• [Exercise] Every entry below is to be retyped exactly as it appears.

*** Material provided ***

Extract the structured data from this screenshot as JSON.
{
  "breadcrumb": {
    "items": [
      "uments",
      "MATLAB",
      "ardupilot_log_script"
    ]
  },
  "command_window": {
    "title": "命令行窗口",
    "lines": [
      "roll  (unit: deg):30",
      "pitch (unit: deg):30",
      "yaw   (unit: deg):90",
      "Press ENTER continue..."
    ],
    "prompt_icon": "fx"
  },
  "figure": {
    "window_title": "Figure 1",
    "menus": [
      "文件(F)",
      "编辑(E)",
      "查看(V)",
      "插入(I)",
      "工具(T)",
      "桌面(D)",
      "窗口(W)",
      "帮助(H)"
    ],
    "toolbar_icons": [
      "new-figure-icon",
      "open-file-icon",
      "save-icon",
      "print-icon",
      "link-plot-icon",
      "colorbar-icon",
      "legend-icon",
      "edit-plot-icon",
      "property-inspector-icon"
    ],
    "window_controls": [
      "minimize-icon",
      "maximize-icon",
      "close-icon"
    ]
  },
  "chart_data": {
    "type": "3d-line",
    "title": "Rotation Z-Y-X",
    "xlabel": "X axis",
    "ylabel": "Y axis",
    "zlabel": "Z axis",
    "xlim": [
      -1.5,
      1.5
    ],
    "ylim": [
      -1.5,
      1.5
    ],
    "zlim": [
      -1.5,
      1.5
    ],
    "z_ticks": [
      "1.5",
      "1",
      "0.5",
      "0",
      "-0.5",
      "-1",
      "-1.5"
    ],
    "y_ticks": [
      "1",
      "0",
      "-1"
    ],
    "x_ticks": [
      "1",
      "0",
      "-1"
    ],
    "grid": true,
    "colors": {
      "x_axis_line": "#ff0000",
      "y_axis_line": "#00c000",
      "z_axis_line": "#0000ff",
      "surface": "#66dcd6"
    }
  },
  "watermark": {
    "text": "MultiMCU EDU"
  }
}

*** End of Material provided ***

• [Written solution]
Extract the structured data from this screenshot as JSON.
{
  "breadcrumb": {
    "items": [
      "uments",
      "MATLAB",
      "ardupilot_log_script"
    ]
  },
  "command_window": {
    "title": "命令行窗口",
    "lines": [
      "roll  (unit: deg):30",
      "pitch (unit: deg):30",
      "yaw   (unit: deg):90",
      "Press ENTER continue..."
    ],
    "prompt_icon": "fx"
  },
  "figure": {
    "window_title": "Figure 1",
    "menus": [
      "文件(F)",
      "编辑(E)",
      "查看(V)",
      "插入(I)",
      "工具(T)",
      "桌面(D)",
      "窗口(W)",
      "帮助(H)"
    ],
    "toolbar_icons": [
      "new-figure-icon",
      "open-file-icon",
      "save-icon",
      "print-icon",
      "link-plot-icon",
      "colorbar-icon",
      "legend-icon",
      "edit-plot-icon",
      "property-inspector-icon"
    ],
    "window_controls": [
      "minimize-icon",
      "maximize-icon",
      "close-icon"
    ]
  },
  "chart_data": {
    "type": "3d-line",
    "title": "Rotation Z-Y-X",
    "xlabel": "X axis",
    "ylabel": "Y axis",
    "zlabel": "Z axis",
    "xlim": [
      -1.5,
      1.5
    ],
    "ylim": [
      -1.5,
      1.5
    ],
    "zlim": [
      -1.5,
      1.5
    ],
    "z_ticks": [
      "1.5",
      "1",
      "0.5",
      "0",
      "-0.5",
      "-1",
      "-1.5"
    ],
    "y_ticks": [
      "1",
      "0",
      "-1"
    ],
    "x_ticks": [
      "1",
      "0",
      "-1"
    ],
    "grid": true,
    "colors": {
      "x_axis_line": "#ff0000",
      "y_axis_line": "#00c000",
      "z_axis_line": "#0000ff",
      "surface": "#66dcd6"
    }
  },
  "watermark": {
    "text": "MultiMCU EDU"
  }
}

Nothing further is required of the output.